The professor’s jaw dropped as he stared at the chalk. He looked up at the young man and then ran out of the lecture hall. The young man who had stood up proceeded to walk to the front of the room and share his faith in Jesus for the next half hour. 300 students stayed and listened as he told of God’s love for them and of his power through Jesus.
With certain key details changed, the tale appears in the memoirs of clergyman Richard Harvey, wherein he dates it back to his time as a student at Allegheny College in Meadville, Pennsylvania. In his version, the antagonist is said to be one Dr. Lee, a revered chemistry professor. Dr. Lee was a Christian, but one who subscribed to the “benevolent caretaker” theory of God (that God created the universe and set it in motion but has been hands-off ever since) and thus did not believe that praying to Him affected anything.

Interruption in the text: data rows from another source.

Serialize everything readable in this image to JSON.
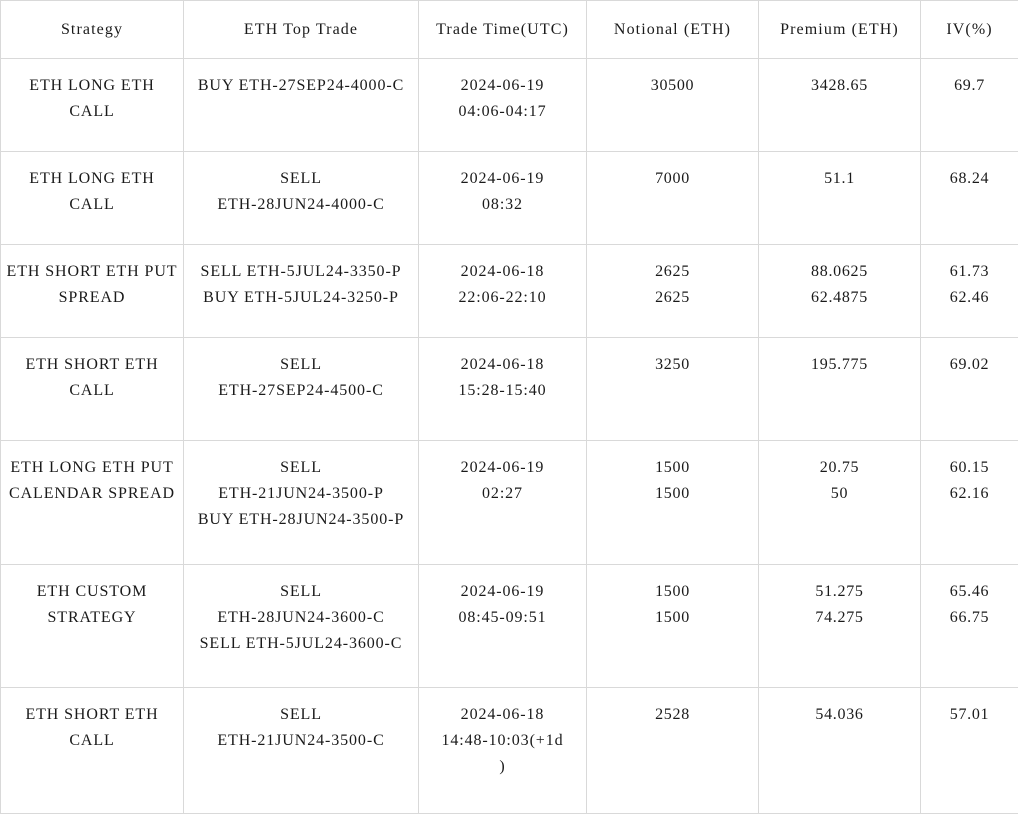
{
  "table": {
    "columns": [
      {
        "key": "strategy",
        "label": "Strategy"
      },
      {
        "key": "toptrade",
        "label": "ETH Top Trade"
      },
      {
        "key": "tradetime",
        "label": "Trade Time(UTC)"
      },
      {
        "key": "notional",
        "label": "Notional (ETH)"
      },
      {
        "key": "premium",
        "label": "Premium (ETH)"
      },
      {
        "key": "iv",
        "label": "IV(%)"
      }
    ],
    "rows": [
      {
        "strategy": [
          "ETH LONG ETH CALL"
        ],
        "toptrade": [
          "BUY ETH-27SEP24-4000-C"
        ],
        "tradetime": [
          "2024-06-19",
          "04:06-04:17"
        ],
        "notional": [
          "30500"
        ],
        "premium": [
          "3428.65"
        ],
        "iv": [
          "69.7"
        ]
      },
      {
        "strategy": [
          "ETH LONG ETH CALL"
        ],
        "toptrade": [
          "SELL",
          "ETH-28JUN24-4000-C"
        ],
        "tradetime": [
          "2024-06-19",
          "08:32"
        ],
        "notional": [
          "7000"
        ],
        "premium": [
          "51.1"
        ],
        "iv": [
          "68.24"
        ]
      },
      {
        "strategy": [
          "ETH SHORT ETH PUT",
          "SPREAD"
        ],
        "toptrade": [
          "SELL ETH-5JUL24-3350-P",
          "BUY ETH-5JUL24-3250-P"
        ],
        "tradetime": [
          "2024-06-18",
          "22:06-22:10"
        ],
        "notional": [
          "2625",
          "2625"
        ],
        "premium": [
          "88.0625",
          "62.4875"
        ],
        "iv": [
          "61.73",
          "62.46"
        ]
      },
      {
        "strategy": [
          "ETH SHORT ETH",
          "CALL"
        ],
        "toptrade": [
          "SELL",
          "ETH-27SEP24-4500-C"
        ],
        "tradetime": [
          "2024-06-18",
          "15:28-15:40"
        ],
        "notional": [
          "3250"
        ],
        "premium": [
          "195.775"
        ],
        "iv": [
          "69.02"
        ]
      },
      {
        "strategy": [
          "ETH LONG ETH PUT",
          "CALENDAR SPREAD"
        ],
        "toptrade": [
          "SELL",
          "ETH-21JUN24-3500-P",
          "BUY ETH-28JUN24-3500-P"
        ],
        "tradetime": [
          "2024-06-19",
          "02:27"
        ],
        "notional": [
          "1500",
          "1500"
        ],
        "premium": [
          "20.75",
          "50"
        ],
        "iv": [
          "60.15",
          "62.16"
        ]
      },
      {
        "strategy": [
          "ETH CUSTOM",
          "STRATEGY"
        ],
        "toptrade": [
          "SELL",
          "ETH-28JUN24-3600-C",
          "SELL ETH-5JUL24-3600-C"
        ],
        "tradetime": [
          "2024-06-19",
          "08:45-09:51"
        ],
        "notional": [
          "1500",
          "1500"
        ],
        "premium": [
          "51.275",
          "74.275"
        ],
        "iv": [
          "65.46",
          "66.75"
        ]
      },
      {
        "strategy": [
          "ETH SHORT ETH",
          "CALL"
        ],
        "toptrade": [
          "SELL",
          "ETH-21JUN24-3500-C"
        ],
        "tradetime": [
          "2024-06-18",
          "14:48-10:03(+1d",
          ")"
        ],
        "notional": [
          "2528"
        ],
        "premium": [
          "54.036"
        ],
        "iv": [
          "57.01"
        ]
      }
    ],
    "row_heights": [
      "r-h78",
      "r-h78",
      "r-h78",
      "r-h88",
      "r-h109",
      "r-h108",
      "r-h111"
    ],
    "colors": {
      "border": "#d9d9d9",
      "text": "#1a1a1a",
      "background": "#ffffff"
    }
  }
}
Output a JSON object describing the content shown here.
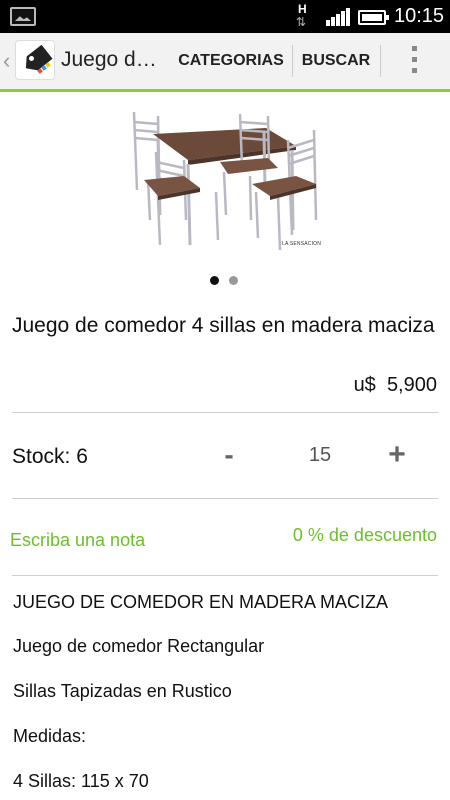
{
  "status_bar": {
    "network_label": "H",
    "network_arrows": "⇅",
    "time": "10:15",
    "icons": [
      "gallery-icon",
      "signal-icon",
      "battery-icon"
    ]
  },
  "action_bar": {
    "up_caret": "‹",
    "title": "Juego d…",
    "categorias_label": "CATEGORIAS",
    "buscar_label": "BUSCAR",
    "accent_color": "#8ccc3c"
  },
  "product": {
    "watermark": "LA SENSACION",
    "image_pages": {
      "current": 1,
      "total": 2
    },
    "title": "Juego de comedor 4 sillas en madera maciza",
    "currency": "u$",
    "price": "5,900",
    "stock_label": "Stock: 6",
    "qty_minus_label": "-",
    "qty_value": "15",
    "qty_plus_label": "+",
    "note_label": "Escriba una nota",
    "discount_label": "0 % de descuento",
    "description_lines": [
      "JUEGO DE COMEDOR EN MADERA MACIZA",
      "Juego de comedor Rectangular",
      "Sillas Tapizadas en Rustico",
      "Medidas:",
      "4 Sillas: 115 x 70"
    ]
  },
  "colors": {
    "green_text": "#6cbf2c",
    "wood": "#6b4a3a",
    "metal": "#b9b9c4"
  }
}
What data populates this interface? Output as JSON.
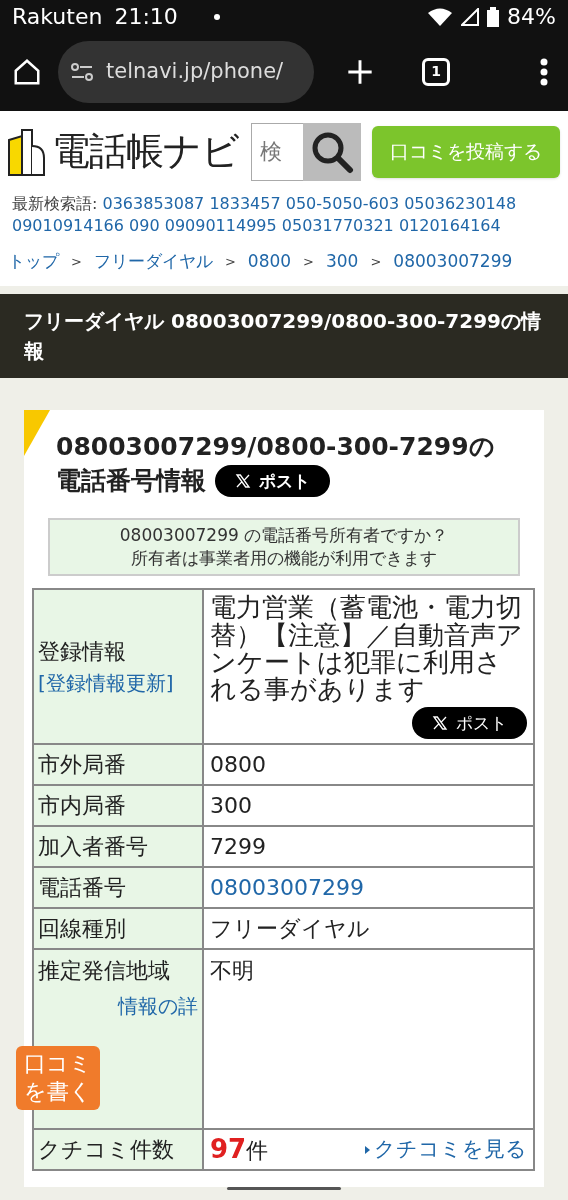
{
  "status_bar": {
    "carrier": "Rakuten",
    "time": "21:10",
    "battery": "84%"
  },
  "browser": {
    "url": "telnavi.jp/phone/",
    "tab_count": "1"
  },
  "header": {
    "logo": "電話帳ナビ",
    "search": {
      "placeholder": "検"
    },
    "post_button": "口コミを投稿する"
  },
  "recent_searches": {
    "label": "最新検索語:",
    "links": [
      "0363853087",
      "1833457",
      "050-5050-603",
      "05036230148",
      "09010914166",
      "090",
      "09090114995",
      "05031770321",
      "0120164164"
    ]
  },
  "breadcrumb": {
    "separator": ">",
    "items": [
      "トップ",
      "フリーダイヤル",
      "0800",
      "300",
      "08003007299"
    ]
  },
  "page_title": "フリーダイヤル 08003007299/0800-300-7299の情報",
  "card": {
    "title": "08003007299/0800-300-7299の電話番号情報",
    "share_button": "ポスト",
    "owner_notice": [
      "08003007299 の電話番号所有者ですか？",
      "所有者は事業者用の機能が利用できます"
    ],
    "rows": [
      {
        "kind": "info",
        "label": "登録情報",
        "label_link": "[登録情報更新]",
        "value": "電力営業（蓄電池・電力切替）【注意】／自動音声アンケートは犯罪に利用される事があります",
        "share_button": "ポスト"
      },
      {
        "kind": "plain",
        "label": "市外局番",
        "value": "0800"
      },
      {
        "kind": "plain",
        "label": "市内局番",
        "value": "300"
      },
      {
        "kind": "plain",
        "label": "加入者番号",
        "value": "7299"
      },
      {
        "kind": "link",
        "label": "電話番号",
        "value": "08003007299"
      },
      {
        "kind": "plain",
        "label": "回線種別",
        "value": "フリーダイヤル"
      },
      {
        "kind": "region",
        "label": "推定発信地域",
        "label_link": "情報の詳",
        "value": "不明"
      },
      {
        "kind": "count",
        "label": "クチコミ件数",
        "count": "97",
        "unit": "件",
        "link": "クチコミを見る"
      }
    ]
  },
  "floating_button": [
    "口コミ",
    "を書く"
  ]
}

According to Harvey, Dr. Lee began delivering a set of three lectures on prayer to his freshman chemistry class each year, with the third lecture culminating in the challenge for anyone to stop a glass beaker he was about to drop from breaking through the power of prayer alone. Twelve years later, a student did step forward and successfully do so, putting an end to this set of lectures. Or so we’re told. (Chalk is mentioned in one telling of the tale, a glass beaker is the subject in Richard Harvey’s book, and an egg is mentioned in another version of the story.)
Though this sighting gives a better idea how old the tale is, it fails to validate the legend. From the way this passage in Harvey’s book is worded, it’s clear he wasn’t present at the lecture where the brave student took up the challenge. He, too, heard the same inspirational tale we’re hearing now and chose to include it in his memoirs as something he believed.
And it is an inspirational tale of faith, one meant to encourage Christians to not waver in their beliefs even in the face of denunciation by a revered authority figure.
If USC (University of Southern California) has had a philosophy professor on staff who for the past twenty years devoted a class period each semester to disproving the existence of God, it’s news to them. “Professor Dallas Willard, who has been here for 32 years, affirms that nothing like this has happened during the time he was here,” said USC philosophy professor Edwin McCann in 1999 when the e-mailed version of the tale was running rampant.
No one has named this professor or stated he was in class the day of the anti-God lecture. Call this current piece of netlore just an update of a much older legend.
The “running from the room” motif shows up in many legends as a convenient way of ending one character’s involvement in the story or of bringing the legend to a close (see our Why Does It Taste So Salty? page for another example) because it forestalls the curious from asking the inevitable “What happened next?” follow-up. Even if a college professor had actually bolted from the room after a failed experiment, would 300 students really have remained in their seats for half an hour after he had departed to listen to a fellow student lecture on Christianity? “If it’s not going to be on the final, it’s not keeping me in my seat” is the typical student philosophy.
Chalk this one up as a charming parable, one not grounded in the facts as reported. It’s David and Goliath in a classroom setting, the shaking-in-his-boots student taking on the ogre of non-belief in the form of a fearsome professor.
A somewhat related Jack Chick tract builds on similar motifs of the professor of science’s challenging his students to disagree, one courageous student’s standing up to dispute him, the professor’s subsequent humiliation and hasty exit from the classroom, and the brave student’s ability to hold his classmates enthralled after the professor leaves the room.